● **WORK TO BE COMPLETED**
Only lines containing the string "Jordan" belong in the answer; find them in the records and copy them.

Start of DATA PROVIDED

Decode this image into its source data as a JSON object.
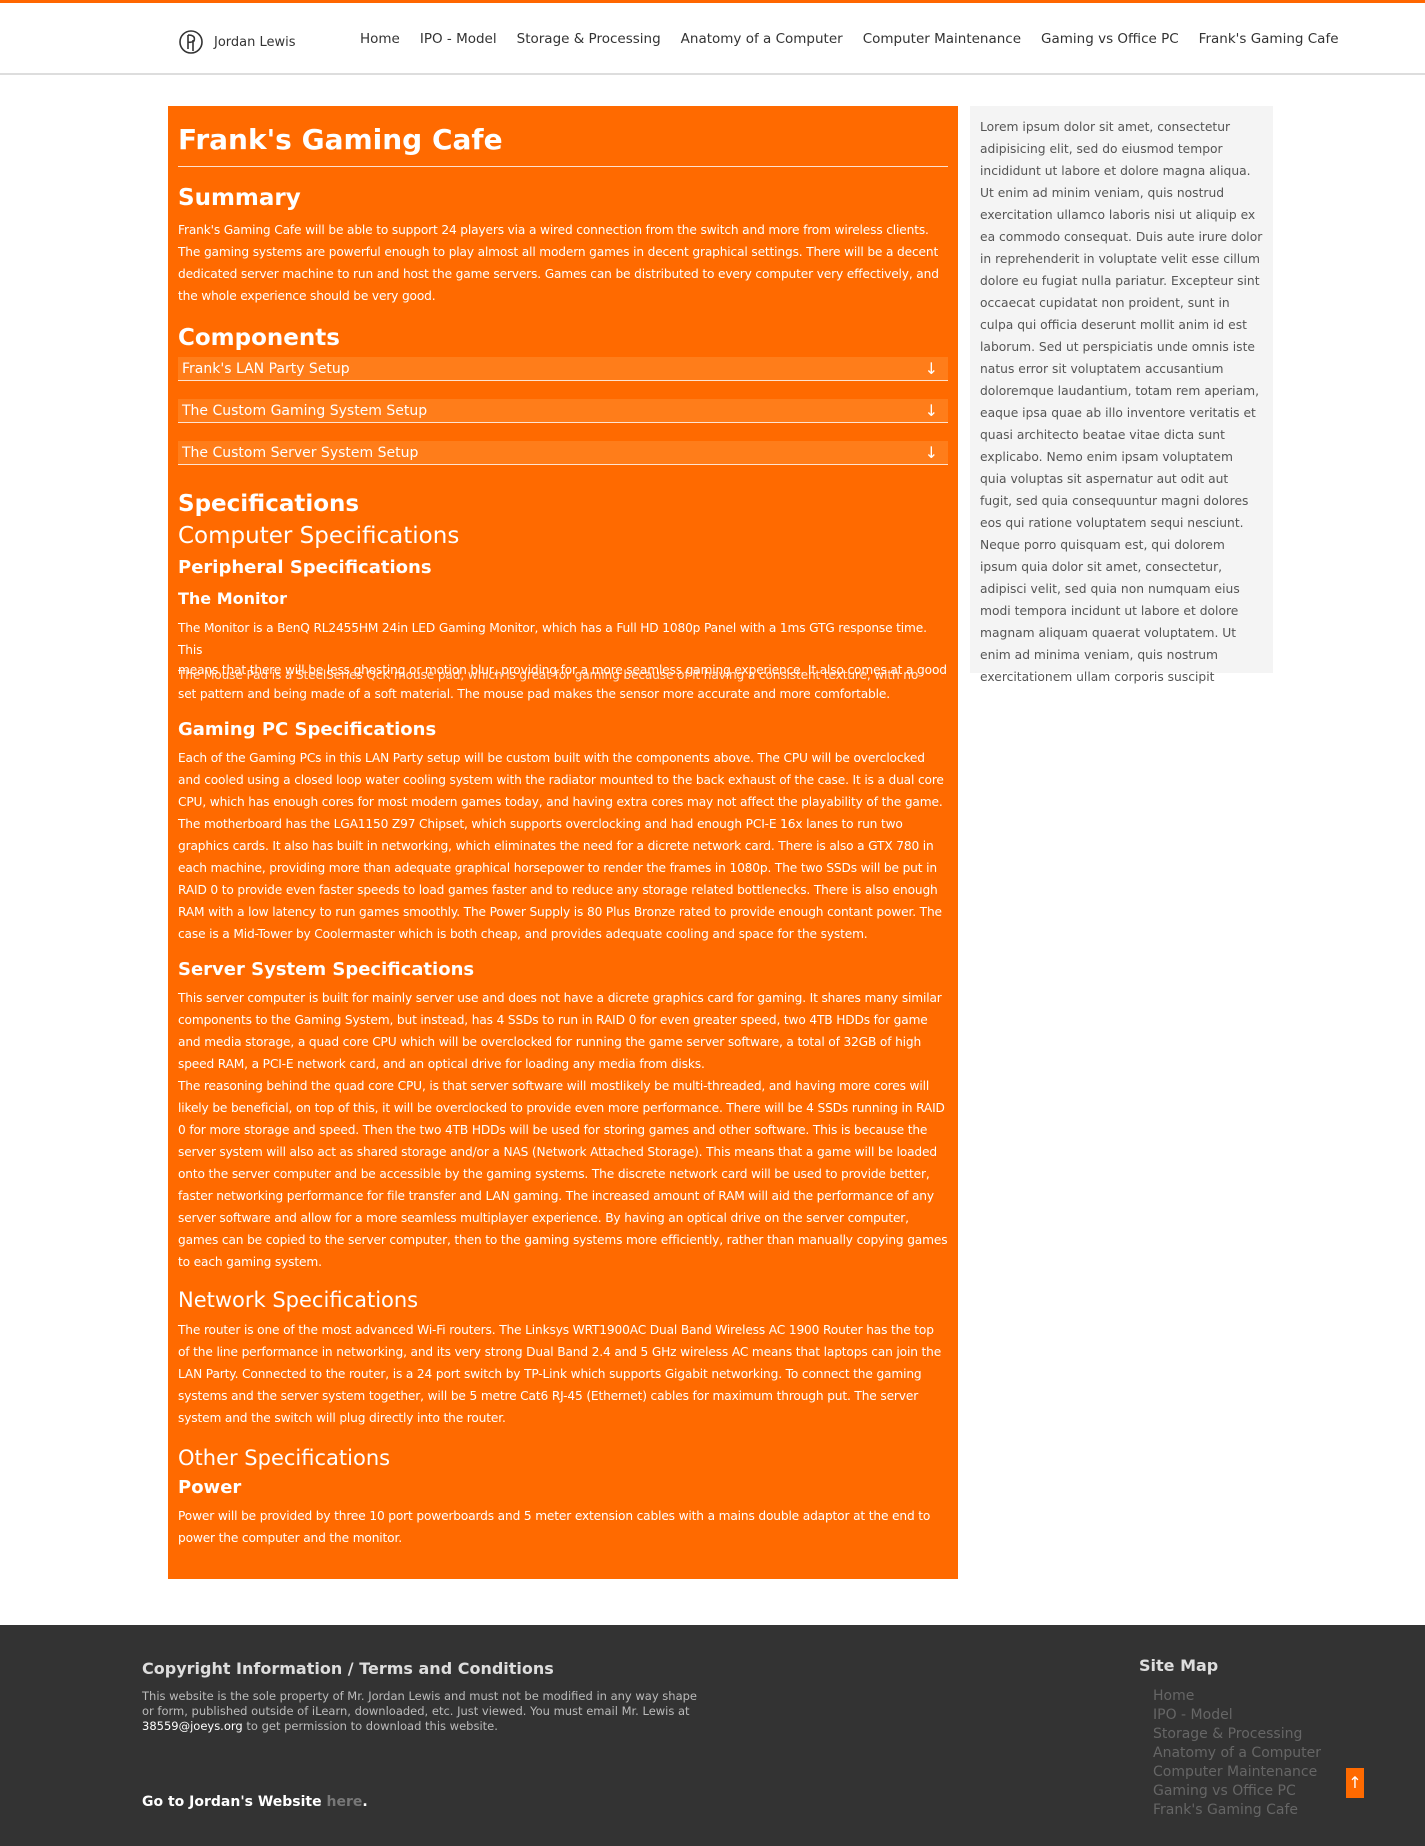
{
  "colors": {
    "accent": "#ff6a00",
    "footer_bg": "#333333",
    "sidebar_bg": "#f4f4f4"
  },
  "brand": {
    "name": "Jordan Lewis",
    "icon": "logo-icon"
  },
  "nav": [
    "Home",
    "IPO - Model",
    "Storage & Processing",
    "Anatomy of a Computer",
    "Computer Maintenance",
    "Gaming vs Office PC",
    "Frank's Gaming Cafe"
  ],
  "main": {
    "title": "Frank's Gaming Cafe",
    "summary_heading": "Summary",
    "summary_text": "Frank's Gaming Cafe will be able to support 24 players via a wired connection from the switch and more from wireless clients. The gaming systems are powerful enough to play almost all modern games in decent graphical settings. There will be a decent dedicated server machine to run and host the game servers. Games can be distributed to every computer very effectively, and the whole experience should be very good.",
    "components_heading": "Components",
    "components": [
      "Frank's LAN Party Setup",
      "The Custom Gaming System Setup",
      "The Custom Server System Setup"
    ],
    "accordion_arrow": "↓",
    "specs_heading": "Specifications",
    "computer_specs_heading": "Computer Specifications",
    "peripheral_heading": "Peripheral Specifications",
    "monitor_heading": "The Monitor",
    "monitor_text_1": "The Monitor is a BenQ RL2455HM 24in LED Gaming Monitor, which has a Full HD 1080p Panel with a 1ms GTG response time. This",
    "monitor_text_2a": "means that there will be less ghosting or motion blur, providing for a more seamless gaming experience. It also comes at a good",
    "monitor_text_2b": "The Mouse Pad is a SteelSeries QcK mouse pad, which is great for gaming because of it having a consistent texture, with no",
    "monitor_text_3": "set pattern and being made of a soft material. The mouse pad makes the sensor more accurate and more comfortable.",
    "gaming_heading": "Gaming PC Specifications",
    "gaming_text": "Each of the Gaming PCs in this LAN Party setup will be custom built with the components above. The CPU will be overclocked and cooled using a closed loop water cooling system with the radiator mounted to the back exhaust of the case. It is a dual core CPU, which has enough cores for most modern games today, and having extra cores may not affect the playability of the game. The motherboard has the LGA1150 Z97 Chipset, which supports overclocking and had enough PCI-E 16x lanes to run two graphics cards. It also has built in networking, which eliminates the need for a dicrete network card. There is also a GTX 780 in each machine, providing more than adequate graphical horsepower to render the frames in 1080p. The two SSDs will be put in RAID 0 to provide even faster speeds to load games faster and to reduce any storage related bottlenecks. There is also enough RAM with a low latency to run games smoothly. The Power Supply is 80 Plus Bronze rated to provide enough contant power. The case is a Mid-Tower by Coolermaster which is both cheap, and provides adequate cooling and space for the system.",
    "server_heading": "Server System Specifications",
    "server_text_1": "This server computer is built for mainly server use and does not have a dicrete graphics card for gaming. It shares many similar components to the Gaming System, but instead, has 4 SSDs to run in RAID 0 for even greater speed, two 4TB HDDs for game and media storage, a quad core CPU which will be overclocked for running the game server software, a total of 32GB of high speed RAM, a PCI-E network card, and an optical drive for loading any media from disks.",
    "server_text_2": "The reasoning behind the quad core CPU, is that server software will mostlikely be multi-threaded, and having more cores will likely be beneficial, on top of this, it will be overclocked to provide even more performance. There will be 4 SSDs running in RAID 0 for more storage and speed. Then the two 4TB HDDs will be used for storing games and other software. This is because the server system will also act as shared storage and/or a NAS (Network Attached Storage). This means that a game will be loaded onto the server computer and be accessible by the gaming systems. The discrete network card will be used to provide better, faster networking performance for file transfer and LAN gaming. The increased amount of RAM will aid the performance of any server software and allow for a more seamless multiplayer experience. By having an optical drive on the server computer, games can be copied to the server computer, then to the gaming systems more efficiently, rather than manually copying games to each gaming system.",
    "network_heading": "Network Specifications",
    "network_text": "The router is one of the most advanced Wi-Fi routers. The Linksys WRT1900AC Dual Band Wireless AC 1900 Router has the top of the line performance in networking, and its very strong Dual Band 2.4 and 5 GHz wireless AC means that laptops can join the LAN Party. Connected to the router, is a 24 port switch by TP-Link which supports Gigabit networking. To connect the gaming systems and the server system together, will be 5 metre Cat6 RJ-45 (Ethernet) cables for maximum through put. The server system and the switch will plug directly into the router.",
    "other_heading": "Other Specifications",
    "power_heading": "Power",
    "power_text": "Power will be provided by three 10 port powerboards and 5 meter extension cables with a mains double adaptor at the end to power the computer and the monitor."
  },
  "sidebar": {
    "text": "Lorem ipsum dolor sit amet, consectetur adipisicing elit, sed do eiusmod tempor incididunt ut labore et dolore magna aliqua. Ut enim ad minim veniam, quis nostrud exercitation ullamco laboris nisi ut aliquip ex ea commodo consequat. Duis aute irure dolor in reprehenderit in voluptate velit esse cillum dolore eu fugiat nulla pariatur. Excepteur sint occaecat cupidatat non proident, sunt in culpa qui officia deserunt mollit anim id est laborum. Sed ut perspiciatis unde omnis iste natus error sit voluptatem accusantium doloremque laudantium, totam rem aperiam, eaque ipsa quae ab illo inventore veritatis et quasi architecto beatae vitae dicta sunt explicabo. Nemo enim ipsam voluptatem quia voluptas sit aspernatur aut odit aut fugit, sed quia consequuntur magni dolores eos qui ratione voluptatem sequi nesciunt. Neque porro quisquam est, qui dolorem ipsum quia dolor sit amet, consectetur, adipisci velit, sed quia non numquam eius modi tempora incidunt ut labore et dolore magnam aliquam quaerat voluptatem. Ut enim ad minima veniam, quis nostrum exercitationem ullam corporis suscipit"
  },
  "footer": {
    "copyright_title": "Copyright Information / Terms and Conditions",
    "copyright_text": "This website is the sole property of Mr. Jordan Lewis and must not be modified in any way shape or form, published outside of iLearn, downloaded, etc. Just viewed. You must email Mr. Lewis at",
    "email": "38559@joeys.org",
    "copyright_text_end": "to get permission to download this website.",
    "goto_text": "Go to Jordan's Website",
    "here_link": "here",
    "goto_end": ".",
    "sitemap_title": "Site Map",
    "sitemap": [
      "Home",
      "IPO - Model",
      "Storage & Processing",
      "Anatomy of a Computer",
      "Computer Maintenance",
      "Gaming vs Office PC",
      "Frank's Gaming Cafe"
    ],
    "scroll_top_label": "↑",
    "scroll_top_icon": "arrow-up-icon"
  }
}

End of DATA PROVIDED
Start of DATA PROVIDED

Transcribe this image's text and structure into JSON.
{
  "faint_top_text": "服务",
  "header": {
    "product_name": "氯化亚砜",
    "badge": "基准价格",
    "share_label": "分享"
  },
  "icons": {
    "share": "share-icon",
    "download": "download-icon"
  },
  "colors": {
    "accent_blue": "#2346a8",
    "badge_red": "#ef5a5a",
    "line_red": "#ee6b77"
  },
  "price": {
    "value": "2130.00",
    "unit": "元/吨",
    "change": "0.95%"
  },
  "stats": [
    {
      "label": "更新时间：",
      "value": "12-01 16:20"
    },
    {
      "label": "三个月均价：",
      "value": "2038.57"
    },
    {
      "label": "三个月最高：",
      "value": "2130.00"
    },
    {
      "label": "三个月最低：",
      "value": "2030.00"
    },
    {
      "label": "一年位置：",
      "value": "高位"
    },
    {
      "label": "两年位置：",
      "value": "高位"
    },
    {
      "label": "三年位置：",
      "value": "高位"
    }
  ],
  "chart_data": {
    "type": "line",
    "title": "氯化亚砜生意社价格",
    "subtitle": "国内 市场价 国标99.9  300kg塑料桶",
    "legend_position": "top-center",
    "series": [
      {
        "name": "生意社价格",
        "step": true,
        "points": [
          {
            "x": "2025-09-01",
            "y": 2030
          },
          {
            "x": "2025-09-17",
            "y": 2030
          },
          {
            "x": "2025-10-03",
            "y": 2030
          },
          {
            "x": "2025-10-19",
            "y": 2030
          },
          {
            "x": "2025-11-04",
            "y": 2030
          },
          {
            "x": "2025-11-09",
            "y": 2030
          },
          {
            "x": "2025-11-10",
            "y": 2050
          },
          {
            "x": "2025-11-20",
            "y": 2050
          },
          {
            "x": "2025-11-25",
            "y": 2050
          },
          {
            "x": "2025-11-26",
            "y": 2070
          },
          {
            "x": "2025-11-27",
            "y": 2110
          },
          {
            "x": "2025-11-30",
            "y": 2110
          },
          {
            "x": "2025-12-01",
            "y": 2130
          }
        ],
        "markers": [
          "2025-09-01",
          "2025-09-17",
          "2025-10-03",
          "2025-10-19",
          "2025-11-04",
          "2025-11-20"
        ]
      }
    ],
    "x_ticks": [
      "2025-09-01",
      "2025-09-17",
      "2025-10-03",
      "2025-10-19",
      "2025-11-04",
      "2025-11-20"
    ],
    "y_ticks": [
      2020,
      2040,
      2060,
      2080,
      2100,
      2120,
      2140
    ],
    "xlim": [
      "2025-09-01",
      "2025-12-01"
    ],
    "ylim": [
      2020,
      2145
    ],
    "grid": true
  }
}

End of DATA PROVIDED

● **SOLUTION TO THE EXERCISE**
    "name": "Jordan Lewis",
    "copyright_text": "This website is the sole property of Mr. Jordan Lewis and must not be modified in any way shape or form, published outside of iLearn, downloaded, etc. Just viewed. You must email Mr. Lewis at",
    "goto_text": "Go to Jordan's Website",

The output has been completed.